The US 8th were dotted around many airfields in southern England from 1942 onwards and supported RAF Bomber Command's nighttime raids against military & industrial targets with both forces suffering staggeringly high losses of up to a third of crews either killed or missing in the last years of the war until gaining supremacy over the Luftwaffe thanks in part to P-51 Mustang & P-47 Thunderbolt escort support.
US Army Infantryman, Solomon Islands 1942
This is a classic image of the iconic American infantryman in the Pacific who fought so desperately to keep their foothold in the Solomons intact despite concerted attempts by the Japanese to drive them off and recover the vitally important southern airfield at Henderson Field.
For 5 months the Battle of Guadalcanal raged-on land with 3 major battles, at sea 7 large naval actions including 2 carrier engagements and in the skies with almost daily air assaults.By February 1943 the Allies had the upper hand and the Japanese had reached the peak of their conquests in the Pacific.
RNZN Sailor, Europe 1944
Originally part of the Royal Navy as the New Zealand Division, the RNZN became self-sufficient in October 1941 and was deployed throughout the Pacific along side the US 7th Fleet and the North Atlantic, importantly on escort duty for the vital supply convoys.
By the war's end it had over 60 commisioned ships and it's last action of WW2 was the Battle of Okinawa.In August 1945, HMNZS Gambia was New Zealand's representative at the surrender of Japan.
This sailor is typical of those that served in the freezing conditions of the European seas and as was neccesary in wartime the name of the vessel he was serving on was absent from the cap tally.
Australian Scout, Kokoda Trail
Papua New Guinea 1942
This figure represents one of the celebrated Australians who managed to hold off and eventually defeat the Japanese who were intent on capturing Port Moresby as they crossed south into Papua from Guadalcanal in the Solomon Islands.
Both sides had to endure treacherous jungle conditions made even tougher as the trail crossed the Owen Stanley mountain range and without artillery, mortars or medium machine guns, the Australians faced an opponent equipped with mountain guns and light howitzers that had been carried into the mountains and proved to be a decisive advantage.
The campaign that started in July was finally over in November 1942 ending 5 months of disease, logistical nightmares and unbelievable physical hardship.
US B-17 Bomber Waist Gunner,
Like all crew positions on the Flying Fortress, the waist gunner was exposed to his fair share of peril-however you can easily argue his was the riskiest!
On all the B-17's except the G model both left & right gunners were directly opposite each other, making it cramped and often the gunners would accidentally unplug one another from the plane's oxygen system.
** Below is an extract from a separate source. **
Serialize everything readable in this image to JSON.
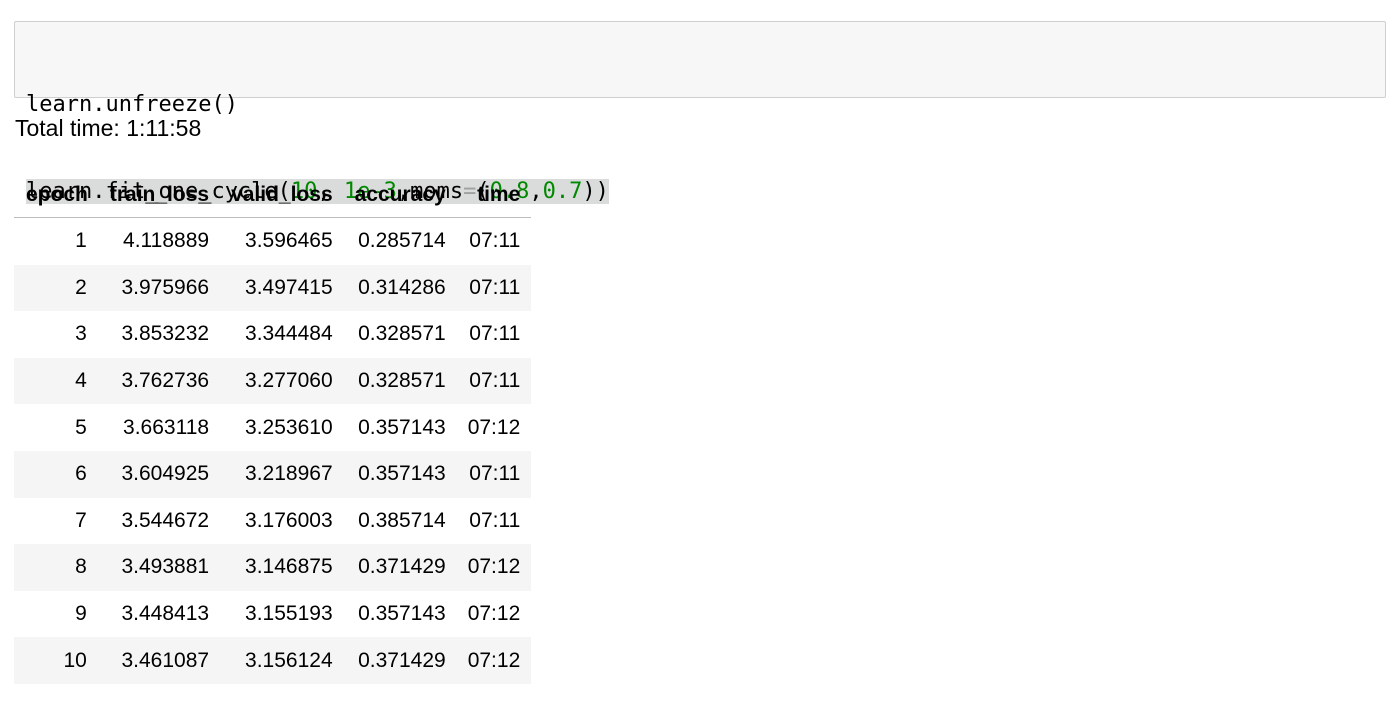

The worst problem about the waist position was not fear of loosing oxygen, rather it was frostbite-waist windows on the B-17 were open to a 200 mph, -50 below zero, slipstream of air. Exposure to this extremely cold air for even a few seconds could leave one with a mild frostbite. To battle this enemy, waist gunners wore layers of heavy clothing and an electrically heated suit. However this equipment had to be put on before reaching the high altitude and, while the aircraft was climbing, the waist gunners had to be careful not to sweat because the sweat would freeze once the higher altitudes were reached making their task even more miserable. This cold would also cause ice to form in the oxygen masks of the gunners. This had to be cleared frequently as it would block oxygen flow if went unchecked.